Bart de Zwart Sets 24-Hour SUP Distance Record
The Flyin’ Dutchman just claimed the 24-hour SUP distance world record after logging an unbelievable 120.4 miles in a single day. The feat officiates a trend in endurance paddling underway, with de Zwart’s record overtaking two others set within the past year. The 120.4-mile effort gives de Zwart the title after exceeding English paddler Joanne Hamilton-Vale’s record-setting attempt of 111.84 miles, which she completed in April to narrowly beat out Robert Norman’s previous record of 111.8 miles set back in February. The turn of events once again reaffirms de Zwart’s reputation as the undisputed king of distance paddling.
De Zwart set his record on a seven-mile loop located in Erlach, Switzerland. His record setting paddle began on Monday evening, but it wasn’t long before challenges arose.
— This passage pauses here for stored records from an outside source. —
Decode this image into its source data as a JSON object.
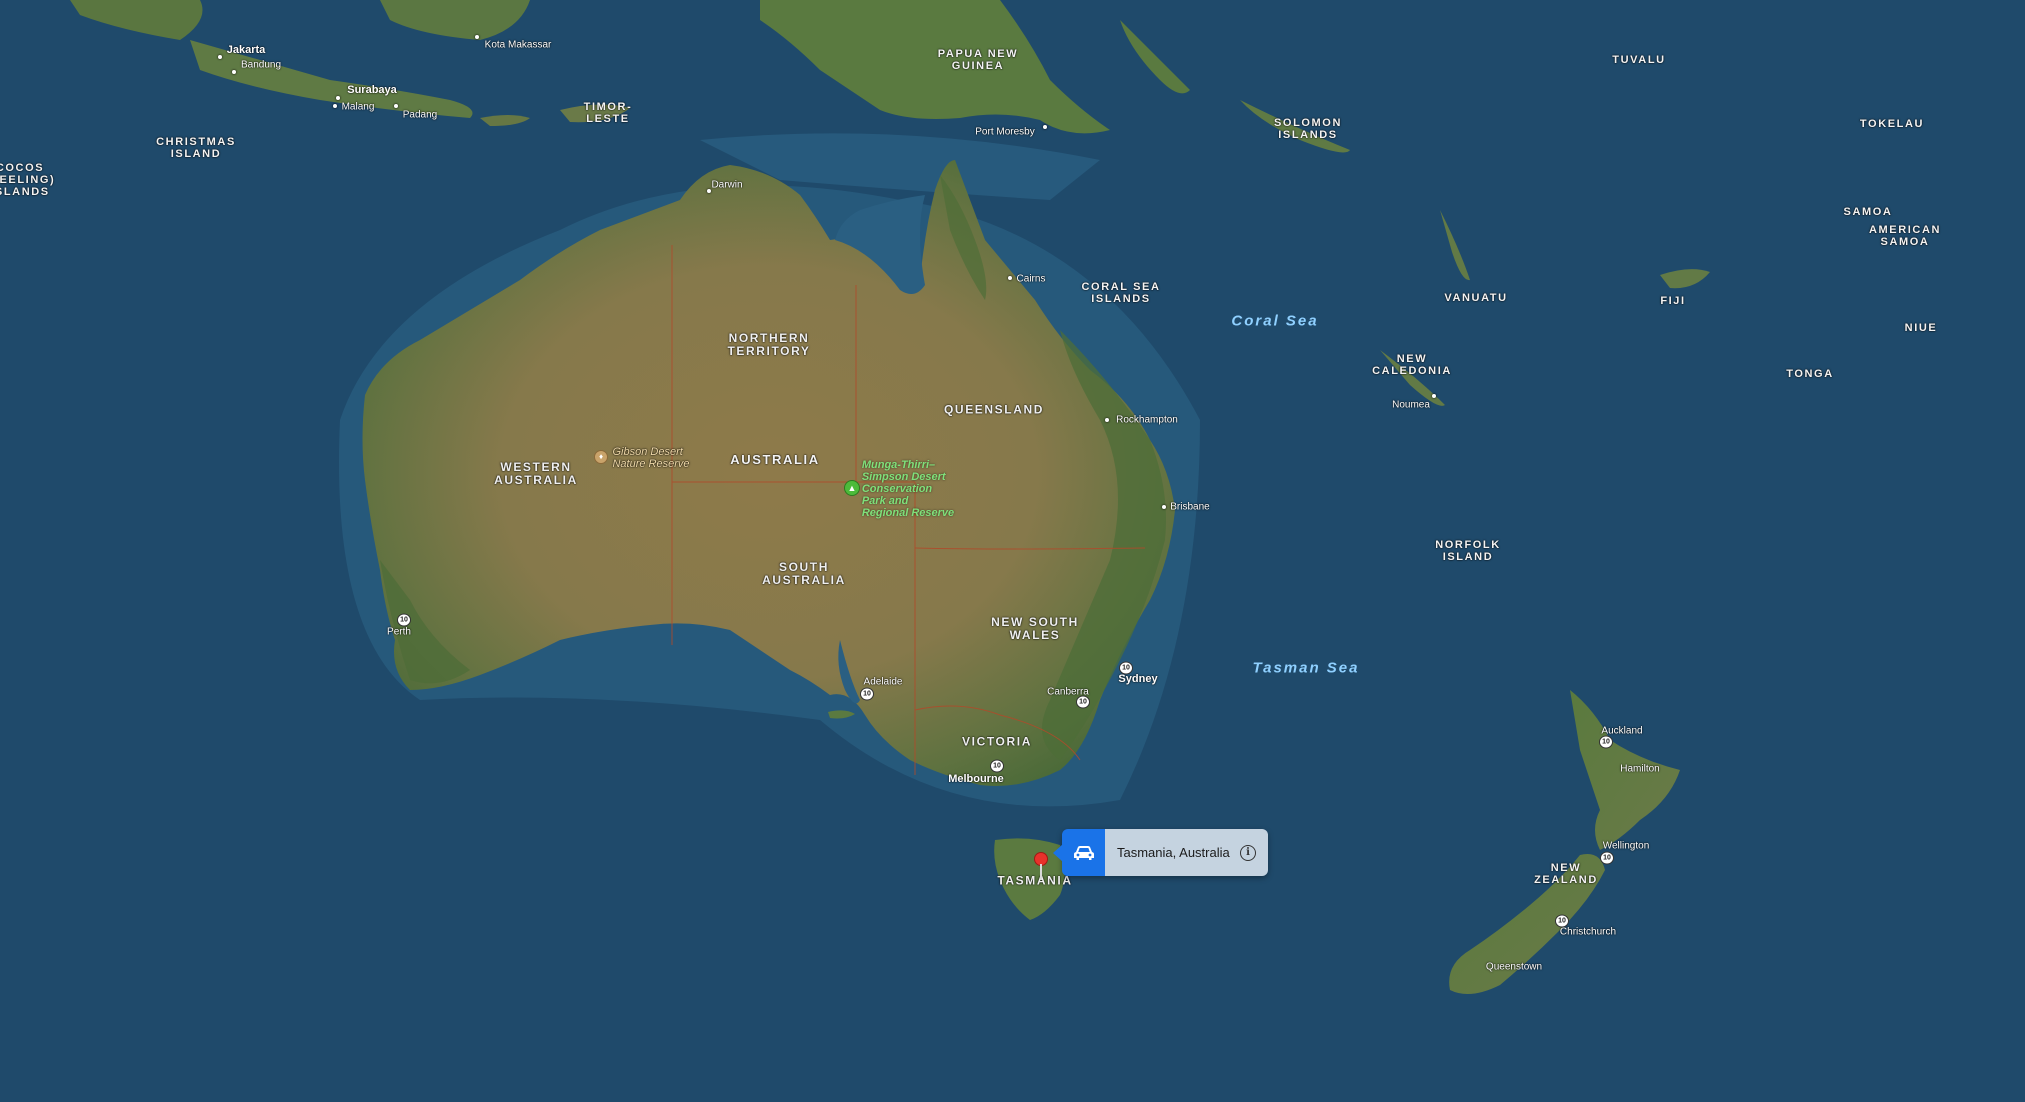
{
  "map": {
    "type": "satellite",
    "colors": {
      "ocean": "#1f4a6b",
      "ocean_shallow": "#2c6a8f",
      "land": "#8a7a4a",
      "land_green": "#4f6e38",
      "state_border": "#b04a2a",
      "accent": "#1a73e8",
      "pin": "#e8322b"
    }
  },
  "labels": {
    "countries": [
      {
        "id": "papua-new-guinea",
        "text": "PAPUA NEW\nGUINEA"
      },
      {
        "id": "timor-leste",
        "text": "TIMOR-\nLESTE"
      },
      {
        "id": "christmas-island",
        "text": "CHRISTMAS\nISLAND"
      },
      {
        "id": "cocos-islands",
        "text": "COCOS\n(KEELING)\nISLANDS"
      },
      {
        "id": "australia",
        "text": "AUSTRALIA"
      },
      {
        "id": "solomon-islands",
        "text": "SOLOMON\nISLANDS"
      },
      {
        "id": "tuvalu",
        "text": "TUVALU"
      },
      {
        "id": "tokelau",
        "text": "TOKELAU"
      },
      {
        "id": "samoa",
        "text": "SAMOA"
      },
      {
        "id": "american-samoa",
        "text": "AMERICAN\nSAMOA"
      },
      {
        "id": "vanuatu",
        "text": "VANUATU"
      },
      {
        "id": "fiji",
        "text": "FIJI"
      },
      {
        "id": "niue",
        "text": "NIUE"
      },
      {
        "id": "tonga",
        "text": "TONGA"
      },
      {
        "id": "new-caledonia",
        "text": "NEW\nCALEDONIA"
      },
      {
        "id": "norfolk-island",
        "text": "NORFOLK\nISLAND"
      },
      {
        "id": "coral-sea-islands",
        "text": "CORAL SEA\nISLANDS"
      },
      {
        "id": "new-zealand",
        "text": "NEW\nZEALAND"
      }
    ],
    "states": [
      {
        "id": "northern-territory",
        "text": "NORTHERN\nTERRITORY"
      },
      {
        "id": "western-australia",
        "text": "WESTERN\nAUSTRALIA"
      },
      {
        "id": "queensland",
        "text": "QUEENSLAND"
      },
      {
        "id": "south-australia",
        "text": "SOUTH\nAUSTRALIA"
      },
      {
        "id": "new-south-wales",
        "text": "NEW SOUTH\nWALES"
      },
      {
        "id": "victoria",
        "text": "VICTORIA"
      },
      {
        "id": "tasmania",
        "text": "TASMANIA"
      }
    ],
    "seas": [
      {
        "id": "coral-sea",
        "text": "Coral Sea"
      },
      {
        "id": "tasman-sea",
        "text": "Tasman Sea"
      }
    ],
    "cities": [
      {
        "id": "jakarta",
        "text": "Jakarta"
      },
      {
        "id": "bandung",
        "text": "Bandung"
      },
      {
        "id": "surabaya",
        "text": "Surabaya"
      },
      {
        "id": "malang",
        "text": "Malang"
      },
      {
        "id": "padang",
        "text": "Padang"
      },
      {
        "id": "kota-makassar",
        "text": "Kota Makassar"
      },
      {
        "id": "port-moresby",
        "text": "Port Moresby"
      },
      {
        "id": "darwin",
        "text": "Darwin"
      },
      {
        "id": "cairns",
        "text": "Cairns"
      },
      {
        "id": "rockhampton",
        "text": "Rockhampton"
      },
      {
        "id": "brisbane",
        "text": "Brisbane"
      },
      {
        "id": "noumea",
        "text": "Noumea"
      },
      {
        "id": "perth",
        "text": "Perth"
      },
      {
        "id": "adelaide",
        "text": "Adelaide"
      },
      {
        "id": "sydney",
        "text": "Sydney"
      },
      {
        "id": "canberra",
        "text": "Canberra"
      },
      {
        "id": "melbourne",
        "text": "Melbourne"
      },
      {
        "id": "auckland",
        "text": "Auckland"
      },
      {
        "id": "hamilton",
        "text": "Hamilton"
      },
      {
        "id": "wellington",
        "text": "Wellington"
      },
      {
        "id": "christchurch",
        "text": "Christchurch"
      },
      {
        "id": "queenstown",
        "text": "Queenstown"
      }
    ],
    "parks": [
      {
        "id": "munga-thirri",
        "text": "Munga-Thirri–\nSimpson Desert\nConservation\nPark and\nRegional Reserve"
      }
    ],
    "reserves": [
      {
        "id": "gibson-desert",
        "text": "Gibson Desert\nNature Reserve"
      }
    ]
  },
  "shield_text": "10",
  "callout": {
    "title": "Tasmania, Australia",
    "directions_icon": "car-icon",
    "info_icon": "info-icon",
    "info_glyph": "i"
  }
}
While he chose the location for its typically calm waters and light winds, the weather turned on de Zwart during the night.
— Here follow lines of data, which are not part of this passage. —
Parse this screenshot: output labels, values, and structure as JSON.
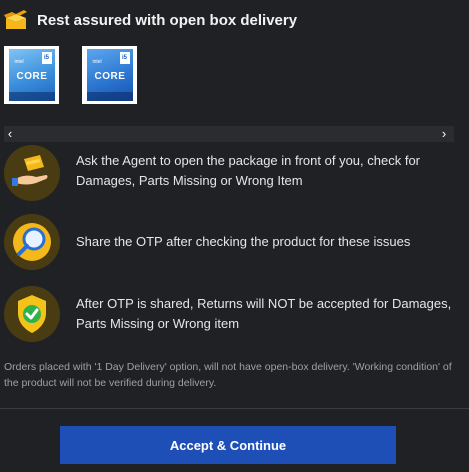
{
  "header": {
    "title": "Rest assured with open box delivery",
    "icon": "open-box-icon",
    "icon_color": "#f5b81a"
  },
  "thumbnails": [
    {
      "brand": "intel",
      "label": "CORE",
      "badge": "i5"
    },
    {
      "brand": "intel",
      "label": "CORE",
      "badge": "i5"
    }
  ],
  "carousel": {
    "prev_icon": "chevron-left-icon",
    "next_icon": "chevron-right-icon",
    "prev_label": "‹",
    "next_label": "›"
  },
  "steps": [
    {
      "icon": "hand-package-icon",
      "text": "Ask the Agent to open the package in front of you, check for Damages, Parts Missing or Wrong Item"
    },
    {
      "icon": "magnifier-icon",
      "text": "Share the OTP after checking the product for these issues"
    },
    {
      "icon": "shield-check-icon",
      "text": "After OTP is shared, Returns will NOT be accepted for Damages, Parts Missing or Wrong item"
    }
  ],
  "note": "Orders placed with '1 Day Delivery' option, will not have open-box delivery. 'Working condition' of the product will not be verified during delivery.",
  "cta": {
    "label": "Accept & Continue",
    "color": "#1e4fb7"
  }
}
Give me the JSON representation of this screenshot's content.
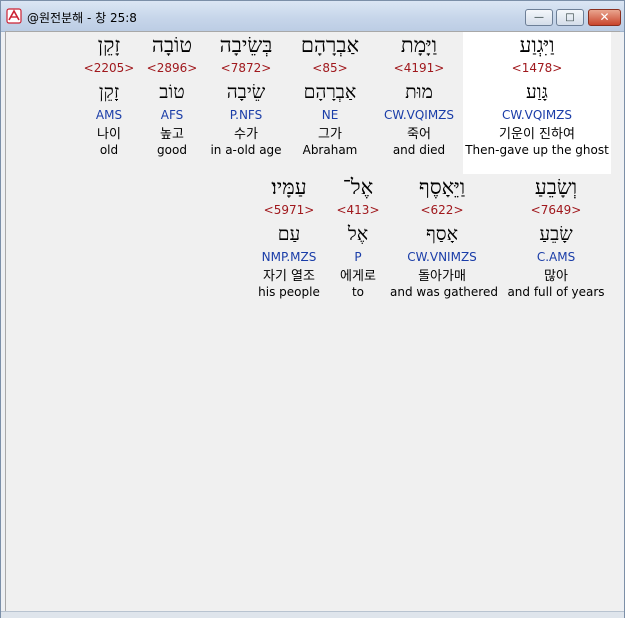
{
  "window": {
    "title": "@원전분해 - 창 25:8",
    "minimize_label": "—",
    "maximize_label": "□",
    "close_label": "✕"
  },
  "words": [
    {
      "hebrew": "וַיִּגְוַע",
      "strong": "<1478>",
      "lemma": "גָּוַע",
      "parse": "CW.VQIMZS",
      "korean": "기운이 진하여",
      "english": "Then-gave up the ghost"
    },
    {
      "hebrew": "וַיָּמָת",
      "strong": "<4191>",
      "lemma": "מוּת",
      "parse": "CW.VQIMZS",
      "korean": "죽어",
      "english": "and died"
    },
    {
      "hebrew": "אַבְרָהָם",
      "strong": "<85>",
      "lemma": "אַבְרָהָם",
      "parse": "NE",
      "korean": "그가",
      "english": "Abraham"
    },
    {
      "hebrew": "בְּשֵׂיבָה",
      "strong": "<7872>",
      "lemma": "שֵׂיבָה",
      "parse": "P.NFS",
      "korean": "수가",
      "english": "in a-old age"
    },
    {
      "hebrew": "טוֹבָה",
      "strong": "<2896>",
      "lemma": "טוֹב",
      "parse": "AFS",
      "korean": "높고",
      "english": "good"
    },
    {
      "hebrew": "זָקֵן",
      "strong": "<2205>",
      "lemma": "זָקֵן",
      "parse": "AMS",
      "korean": "나이",
      "english": "old"
    },
    {
      "hebrew": "וְשָׂבֵעַ",
      "strong": "<7649>",
      "lemma": "שָׂבֵעַ",
      "parse": "C.AMS",
      "korean": "많아",
      "english": "and full of years"
    },
    {
      "hebrew": "וַיֵּאָסֶף",
      "strong": "<622>",
      "lemma": "אָסַף",
      "parse": "CW.VNIMZS",
      "korean": "돌아가매",
      "english": "and was gathered"
    },
    {
      "hebrew": "אֶל־",
      "strong": "<413>",
      "lemma": "אֶל",
      "parse": "P",
      "korean": "에게로",
      "english": "to"
    },
    {
      "hebrew": "עַמָּיו׃",
      "strong": "<5971>",
      "lemma": "עַם",
      "parse": "NMP.MZS",
      "korean": "자기 열조",
      "english": "his people"
    }
  ]
}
“After setting off last night, the conditions changed by the hour,” de Zwart said. “The wind picked suddenly bringing with it thunderstorms and lightning, which meant my speed dropped down to around 6km/hr at times.”
Despite the unfavorable conditions, de Zwart would not be denied. He drudged through the storm and kept his eye on the clock as valuable time ticked away.
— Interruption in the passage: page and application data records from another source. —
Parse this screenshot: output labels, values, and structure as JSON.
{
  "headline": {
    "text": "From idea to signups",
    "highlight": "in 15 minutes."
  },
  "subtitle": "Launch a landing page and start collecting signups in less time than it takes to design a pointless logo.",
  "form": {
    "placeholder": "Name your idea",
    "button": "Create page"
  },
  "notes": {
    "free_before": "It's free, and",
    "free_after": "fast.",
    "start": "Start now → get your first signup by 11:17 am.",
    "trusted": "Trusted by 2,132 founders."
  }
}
“Paddling alone against the clock was very stressful as I needed to maintain speed to achieve my goal,” de Zwart said. “When you lose 3km/hr it is very difficult to get that back, and the minor differences all culminated in the last hour. Fortunately, the weather improved and I was able to get a few more kilometers in the bank.”
This latest feat adds to an already long list of accomplishments for the Dutch paddler. In addition to victories at extreme endurance events including the Yukon River Quest and MR340, de Zwart has completed several open-ocean SUP expeditions including a five-day, 300-mile paddle from the Big Island of Hawaii to Kauai back in 2011.